He sounds off on the Yankees and Knicks, among other topics, on Twitter (“‘Everyone wants to hate us.’ —the Lakers. ‘Yeah, cause you guys are assholes.’ —Everyone”), where his handle is Earlboykins, the name of a Houston Rockets player who shares his height (5’5”).

His most trenchant social media presence is on Instagram, where he posts a curated selection of enjoyably weird found photos: pets doing human things, screen-grabs from sitcoms, Drake looking like a jerk. He has over 22,000 followers.

You could read a mean irony into the account. You want animal pictures? I’ll give you animal pictures. Take a look at this woman’s terrible yellow jumpsuit, which complements the rack of Lays potato chips next to her. It would be more accurate to see it as a window onto things you don’t see too often. The chaos strains against the boundaries of the app.

He watched the movie Moneyball 27 times as he made the works in the Marlborough show, because he liked its sounds and colors. Mr. Kuo’s paintings make you think that the colors almost don’t matter, because the charts draw you into this meticulous accounting of his days, and between their honesty and complicated internal logic, you’re tricked into thinking that the colors are organized that way simply because Mr. Kuo’s seemingly empirical data (e.g. the extent to which “One out of four times I’m ‘swamped in studio,’ I’m really napping on the floor.”) yields those results.

That’s not the case, of course. At his Lower East Side apartment-cum-studio, his poster-sized studies are rich abstract paintings, hardly charts at all. He tries to challenge the relationships between colors—“color nerd” stuff, as he describes it—which is another reason he likes to work at night, under controlled lighting.

The colors in the new show are strong, and not so far off from Francis Bacon, whose 1990 retrospective at the Museum of Modern Art Mr. Kuo saw with his mother.
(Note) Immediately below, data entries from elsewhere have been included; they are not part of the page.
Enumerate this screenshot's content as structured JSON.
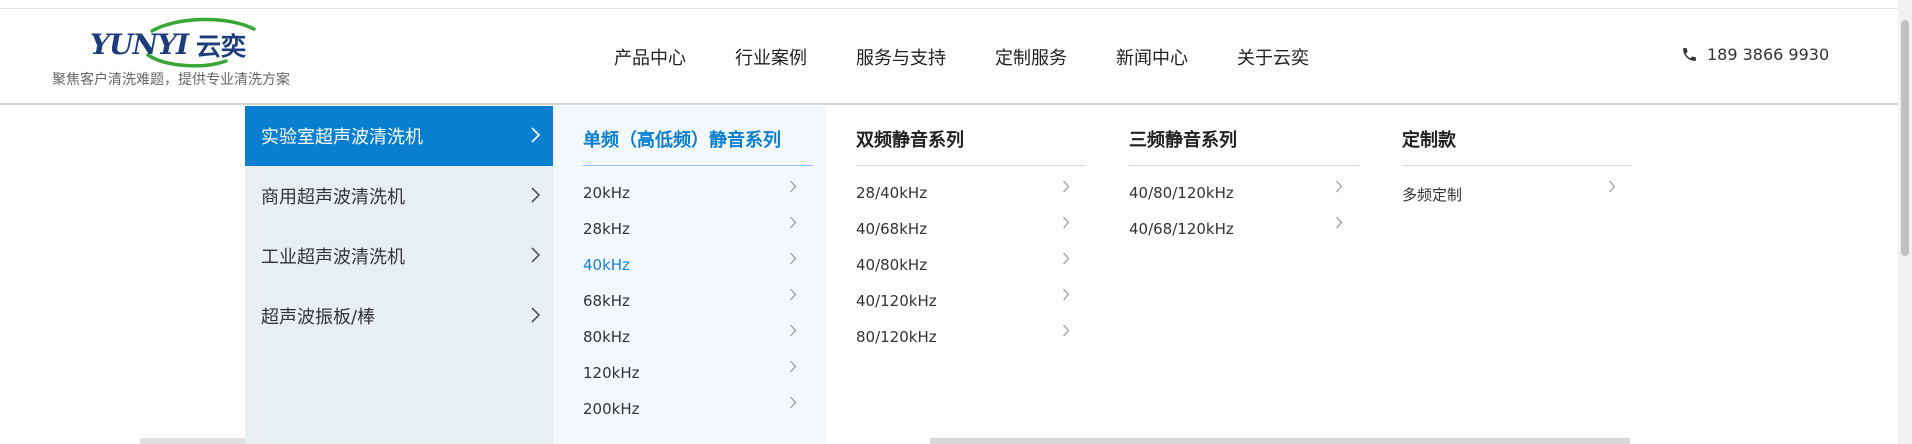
{
  "brand": {
    "logo_text": "YUNYI云奕",
    "slogan": "聚焦客户清洗难题，提供专业清洗方案",
    "colors": {
      "accent": "#0a7fcf",
      "logo_blue": "#1d3c7c",
      "logo_green": "#3aa634"
    }
  },
  "nav": {
    "items": [
      "产品中心",
      "行业案例",
      "服务与支持",
      "定制服务",
      "新闻中心",
      "关于云奕"
    ]
  },
  "phone": {
    "icon": "phone-icon",
    "number": "189 3866 9930"
  },
  "menu": {
    "categories": [
      {
        "label": "实验室超声波清洗机",
        "active": true
      },
      {
        "label": "商用超声波清洗机",
        "active": false
      },
      {
        "label": "工业超声波清洗机",
        "active": false
      },
      {
        "label": "超声波振板/棒",
        "active": false
      }
    ],
    "columns": [
      {
        "title": "单频（高低频）静音系列",
        "items": [
          "20kHz",
          "28kHz",
          "40kHz",
          "68kHz",
          "80kHz",
          "120kHz",
          "200kHz"
        ],
        "active_item": "40kHz"
      },
      {
        "title": "双频静音系列",
        "items": [
          "28/40kHz",
          "40/68kHz",
          "40/80kHz",
          "40/120kHz",
          "80/120kHz"
        ]
      },
      {
        "title": "三频静音系列",
        "items": [
          "40/80/120kHz",
          "40/68/120kHz"
        ]
      },
      {
        "title": "定制款",
        "items": [
          "多频定制"
        ]
      }
    ]
  }
}
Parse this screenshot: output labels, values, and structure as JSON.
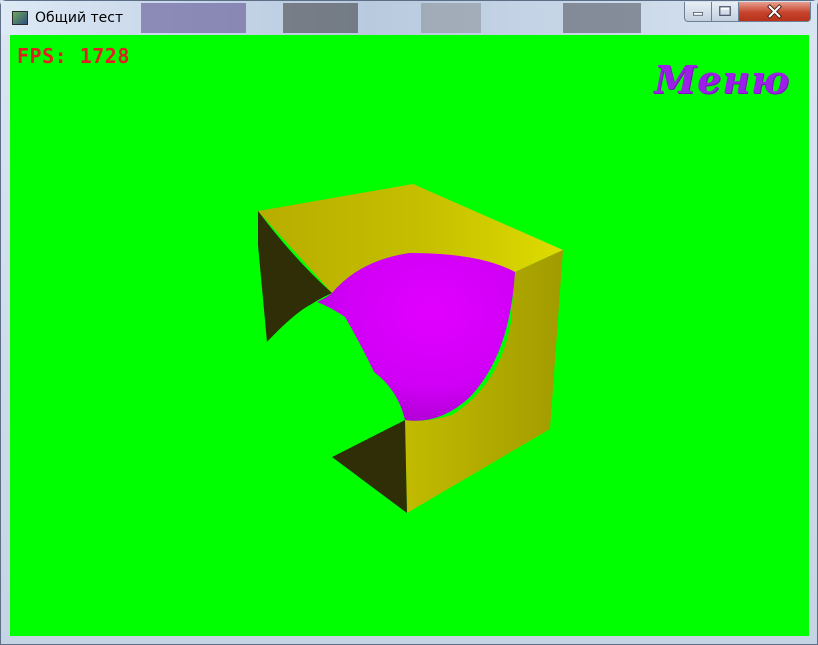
{
  "window": {
    "title": "Общий тест",
    "controls": [
      "minimize-icon",
      "maximize-icon",
      "close-icon"
    ]
  },
  "hud": {
    "fps_label": "FPS: 1728",
    "menu_label": "Меню"
  },
  "scene": {
    "object": "cube-with-spherical-cutout",
    "colors": {
      "background": "#00ff00",
      "cube_top": "#c9c200",
      "cube_side": "#a9a300",
      "cube_inner_shadow": "#302e06",
      "cutout_surface": "#d600ff",
      "fps_text": "#e02020",
      "menu_text": "#9b1fe6"
    }
  }
}
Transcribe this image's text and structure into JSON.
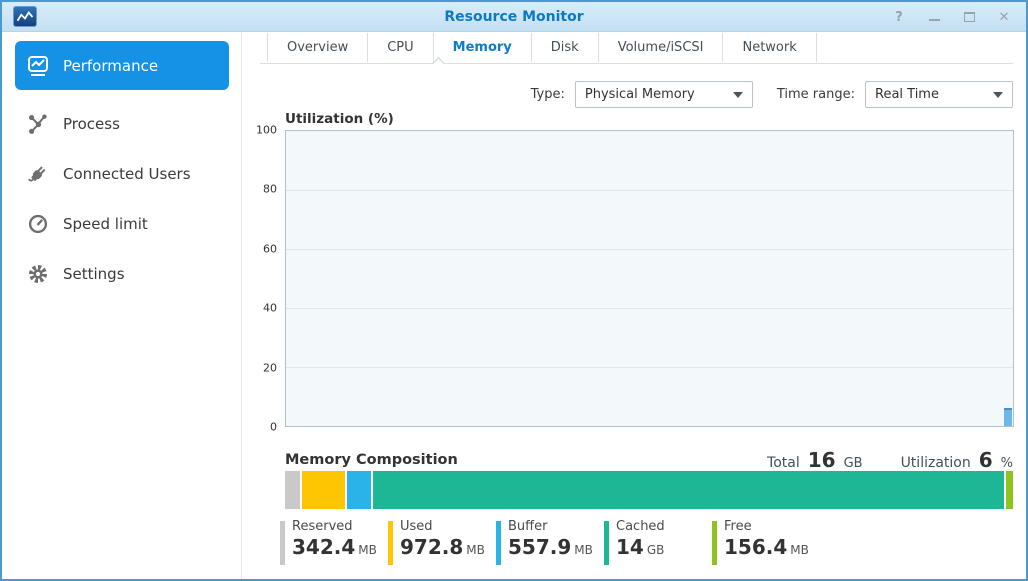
{
  "window": {
    "title": "Resource Monitor",
    "controls": {
      "help": "?",
      "close": "✕"
    }
  },
  "sidebar": {
    "items": [
      {
        "label": "Performance",
        "selected": true
      },
      {
        "label": "Process"
      },
      {
        "label": "Connected Users"
      },
      {
        "label": "Speed limit"
      },
      {
        "label": "Settings"
      }
    ]
  },
  "tabs": [
    {
      "label": "Overview"
    },
    {
      "label": "CPU"
    },
    {
      "label": "Memory",
      "selected": true
    },
    {
      "label": "Disk"
    },
    {
      "label": "Volume/iSCSI"
    },
    {
      "label": "Network"
    }
  ],
  "filters": {
    "type_label": "Type:",
    "type_value": "Physical Memory",
    "time_label": "Time range:",
    "time_value": "Real Time"
  },
  "chart_data": [
    {
      "id": "memory-utilization",
      "type": "bar",
      "title": "Utilization (%)",
      "x_mode": "real-time",
      "ylim": [
        0,
        100
      ],
      "yticks": [
        0,
        20,
        40,
        60,
        80,
        100
      ],
      "grid": true,
      "legend_position": "none",
      "series": [
        {
          "name": "Physical Memory utilization",
          "values": [
            6
          ],
          "color": "#6ab9e9"
        }
      ]
    },
    {
      "id": "memory-composition",
      "type": "bar",
      "subtype": "stacked-horizontal-single-bar",
      "title": "Memory Composition",
      "total": {
        "label": "Total",
        "value": "16",
        "unit": "GB"
      },
      "utilization": {
        "label": "Utilization",
        "value": "6",
        "unit": "%"
      },
      "segments": [
        {
          "name": "Reserved",
          "value": "342.4",
          "unit": "MB",
          "mb": 342.4,
          "color": "#c9c9c9"
        },
        {
          "name": "Used",
          "value": "972.8",
          "unit": "MB",
          "mb": 972.8,
          "color": "#fdc502"
        },
        {
          "name": "Buffer",
          "value": "557.9",
          "unit": "MB",
          "mb": 557.9,
          "color": "#2ab3e8"
        },
        {
          "name": "Cached",
          "value": "14",
          "unit": "GB",
          "mb": 14336,
          "color": "#1db795"
        },
        {
          "name": "Free",
          "value": "156.4",
          "unit": "MB",
          "mb": 156.4,
          "color": "#8fc31f"
        }
      ]
    }
  ]
}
She said she knew it would give him nightmares, but that he had to see it.

“It was the scariest stuff,” he said. “I was like, ‘Why is he screaming? Why is he screaming? Why are they all screaming?’ I wanted to get to the cafeteria as fast as I could. I was only around 10; this was before baseball came into my life.”

Mr. Kuo’s father was a novelist who worked for the United Nations to pay the bills, and while he could never get his son to read The Sound and the Fury, the two had baseball in common. Mr. Kuo discovered sabermetrics, the statistics-based baseball analysis method at the crux of Michael Lewis’s book, through fantasy baseball, which was, to him, “the reason the Internet was invented.” At the risk of stating the obvious, sabermetrics was a formative discovery for the boy who would go on to describe the last five women he’s kissed via charts.

The graphs in the Marlborough show have become more complicated. Instead of a simple line graph, the data might snake around the canvas, turn itself into a star or bend itself to look like a book with a broken spine—“accordion books,” Mr. Kuo calls them.

He seems to feel slight pressure to expand his repertoire, but at the moment, that’s just something else to be fake neurotic about. “It’s like when you’re with your friends and they say, ‘Let’s try this new restaurant,’” he said. “But then you think, ‘We know what we like, let’s just go to the place we always go to.’ Then you decide, ‘Okay, let’s go there. But let’s think about it. Let’s go to the restaurant we like with meaning. Let’s not just go. Let’s go because we like it. Not because that’s what we do.’”


Everything’s Coming Up Milhouse! Andrew Kuo Goes Big